Read more: Boris Johnson condemned by MPs from all parties over handling of Afghanistan crisis

It is hoped the group will not try to shelter terrorists within its territory again. Their regime was overthrown 20 years ago after the World Trade Centre attacks because of Al Qaeda's presence in Afghanistan.

The group has claimed it wants to form an "inclusive government" and that women will enjoy rights under Islamic law.

Speaking to LBC on Wednesday, the professional head of the British military, General Sir Nick Carter, said they should be given space to demonstrate they can govern effectively and that it was too straight forward to paint them as the "bad guys".

General Sir Nick Carter: People generalise Taliban as 'bad guys'

But there is scepticism as to whether the Taliban has changed. Multiple reports point to abuses throughout Afghanistan.

Reports say the group has carried out beatings and whippings as a form of crowd control while gunfire is thought to have led to at least three deaths in the eastern city of Jalalabad.

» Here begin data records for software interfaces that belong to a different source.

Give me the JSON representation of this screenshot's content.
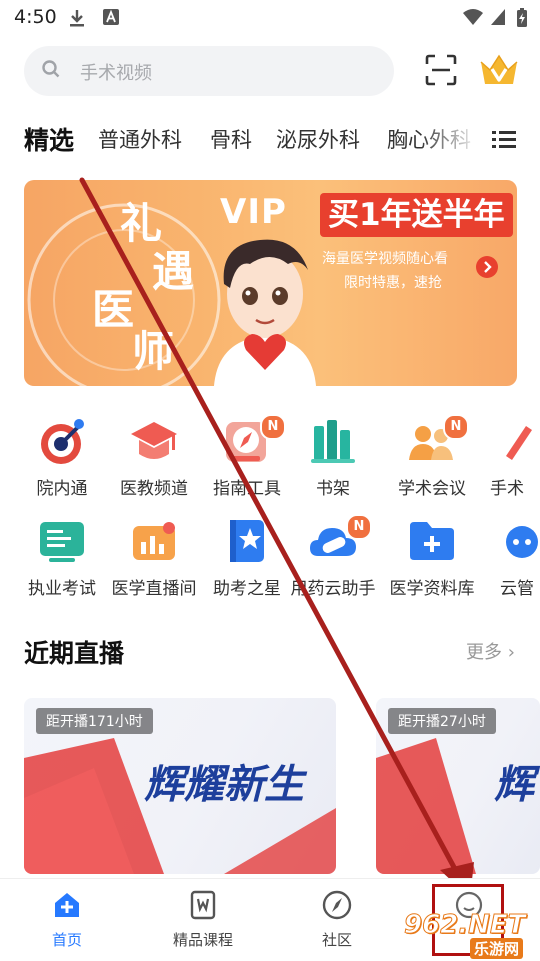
{
  "status_bar": {
    "time": "4:50"
  },
  "search": {
    "placeholder": "手术视频"
  },
  "tabs": [
    "精选",
    "普通外科",
    "骨科",
    "泌尿外科",
    "胸心外科"
  ],
  "banner": {
    "vertical_chars": [
      "礼",
      "遇",
      "医",
      "师"
    ],
    "vip_text": "VIP",
    "headline": "买1年送半年",
    "line1": "海量医学视频随心看",
    "line2": "限时特惠，速抢"
  },
  "grid": {
    "row1": [
      {
        "label": "院内通",
        "icon": "target-icon",
        "badge": ""
      },
      {
        "label": "医教频道",
        "icon": "graduation-cap-icon",
        "badge": ""
      },
      {
        "label": "指南工具",
        "icon": "compass-guide-icon",
        "badge": "N"
      },
      {
        "label": "书架",
        "icon": "bookshelf-icon",
        "badge": ""
      },
      {
        "label": "学术会议",
        "icon": "meeting-people-icon",
        "badge": "N"
      },
      {
        "label": "手术",
        "icon": "scalpel-icon",
        "badge": ""
      }
    ],
    "row2": [
      {
        "label": "执业考试",
        "icon": "exam-board-icon",
        "badge": ""
      },
      {
        "label": "医学直播间",
        "icon": "live-chart-icon",
        "badge": ""
      },
      {
        "label": "助考之星",
        "icon": "star-book-icon",
        "badge": ""
      },
      {
        "label": "用药云助手",
        "icon": "cloud-pill-icon",
        "badge": "N"
      },
      {
        "label": "医学资料库",
        "icon": "folder-plus-icon",
        "badge": ""
      },
      {
        "label": "云管",
        "icon": "cloud-network-icon",
        "badge": ""
      }
    ]
  },
  "live": {
    "title": "近期直播",
    "more": "更多",
    "cards": [
      {
        "countdown": "距开播171小时",
        "title": "辉耀新生"
      },
      {
        "countdown": "距开播27小时",
        "title": "辉"
      }
    ]
  },
  "nav": [
    {
      "label": "首页",
      "icon": "home-plus-icon"
    },
    {
      "label": "精品课程",
      "icon": "course-book-icon"
    },
    {
      "label": "社区",
      "icon": "compass-icon"
    },
    {
      "label": "",
      "icon": "profile-icon"
    }
  ],
  "watermark": {
    "top": "962.NET",
    "bottom": "乐游网"
  },
  "colors": {
    "accent": "#2679ff",
    "banner": "#f9b46e",
    "badge": "#f0703f",
    "highlight": "#b01010"
  }
}
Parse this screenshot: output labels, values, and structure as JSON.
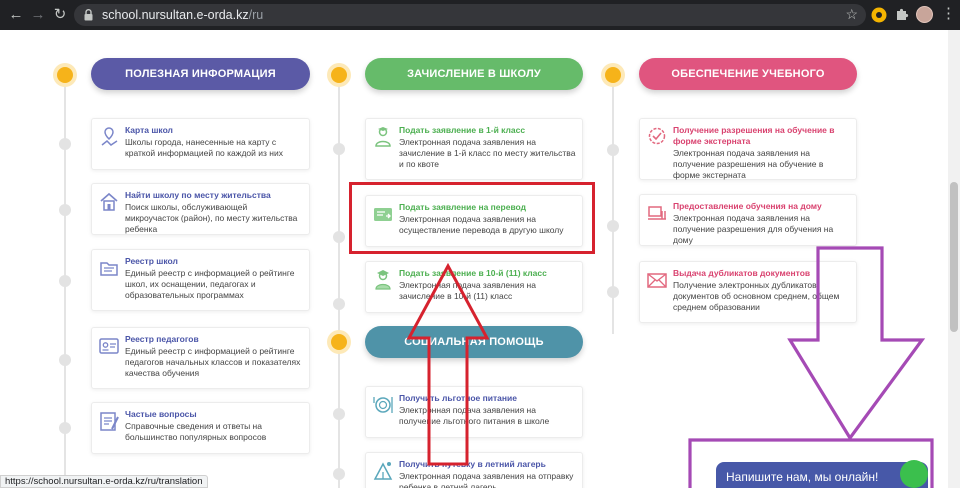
{
  "browser": {
    "url_host": "school.nursultan.e-orda.kz",
    "url_path": "/ru",
    "status_url": "https://school.nursultan.e-orda.kz/ru/translation"
  },
  "colors": {
    "blue_pill": "#5b5aa6",
    "green_pill": "#66bb6a",
    "pink_pill": "#e0557f",
    "teal_pill": "#4f93a8",
    "accent_dot": "#f6b31a",
    "red_outline": "#d6222e",
    "purple_annotation": "#a54ab5"
  },
  "columns": [
    {
      "title": "ПОЛЕЗНАЯ ИНФОРМАЦИЯ",
      "cards": [
        {
          "icon": "map-icon",
          "title": "Карта школ",
          "desc": "Школы города, нанесенные на карту с краткой информацией по каждой из них"
        },
        {
          "icon": "house-icon",
          "title": "Найти школу по месту жительства",
          "desc": "Поиск школы, обслуживающей микроучасток (район), по месту жительства ребенка"
        },
        {
          "icon": "folder-icon",
          "title": "Реестр школ",
          "desc": "Единый реестр с информацией о рейтинге школ, их оснащении, педагогах и образовательных программах"
        },
        {
          "icon": "id-card-icon",
          "title": "Реестр педагогов",
          "desc": "Единый реестр с информацией о рейтинге педагогов начальных классов и показателях качества обучения"
        },
        {
          "icon": "faq-icon",
          "title": "Частые вопросы",
          "desc": "Справочные сведения и ответы на большинство популярных вопросов"
        }
      ]
    },
    {
      "title": "ЗАЧИСЛЕНИЕ В ШКОЛУ",
      "cards": [
        {
          "icon": "student-icon",
          "title": "Подать заявление в 1-й класс",
          "desc": "Электронная подача заявления на зачисление в 1-й класс по месту жительства и по квоте"
        },
        {
          "icon": "transfer-icon",
          "title": "Подать заявление на перевод",
          "desc": "Электронная подача заявления на осуществление перевода в другую школу"
        },
        {
          "icon": "graduate-icon",
          "title": "Подать заявление в 10-й (11) класс",
          "desc": "Электронная подача заявления на зачисление в 10-й (11) класс"
        }
      ]
    },
    {
      "title": "ОБЕСПЕЧЕНИЕ УЧЕБНОГО ПРОЦЕССА",
      "cards": [
        {
          "icon": "external-study-icon",
          "title": "Получение разрешения на обучение в форме экстерната",
          "desc": "Электронная подача заявления на получение разрешения на обучение в форме экстерната"
        },
        {
          "icon": "home-study-icon",
          "title": "Предоставление обучения на дому",
          "desc": "Электронная подача заявления на получение разрешения для обучения на дому"
        },
        {
          "icon": "envelope-icon",
          "title": "Выдача дубликатов документов",
          "desc": "Получение электронных дубликатов документов об основном среднем, общем среднем образовании"
        }
      ]
    }
  ],
  "social": {
    "title": "СОЦИАЛЬНАЯ ПОМОЩЬ",
    "cards": [
      {
        "icon": "meal-icon",
        "title": "Получить льготное питание",
        "desc": "Электронная подача заявления на получение льготного питания в школе"
      },
      {
        "icon": "camp-icon",
        "title": "Получить путевку в летний лагерь",
        "desc": "Электронная подача заявления на отправку ребенка в летний лагерь"
      }
    ]
  },
  "chat": {
    "label": "Напишите нам, мы онлайн!"
  }
}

That came as residents there reportedly opposed replacing the Afghanistan republic's flag with the Taliban's banner.

There have also been reports of women having to leave their jobs at a bank in Kandahar after the group took control there.

A new resettlement scheme could see up to 20,000 Afghan refugees move to the UK, with 5,000 arriving in the first year.

The Afghan Citizens' Resettlement Scheme is designed to help people most at risk from the Taliban's takeover, including women, children, and religious and other minorities.

Journalists and people who helped the previous government are also considered at risk. More than 500 British nationals and former Afghan staff have been flown out of the country.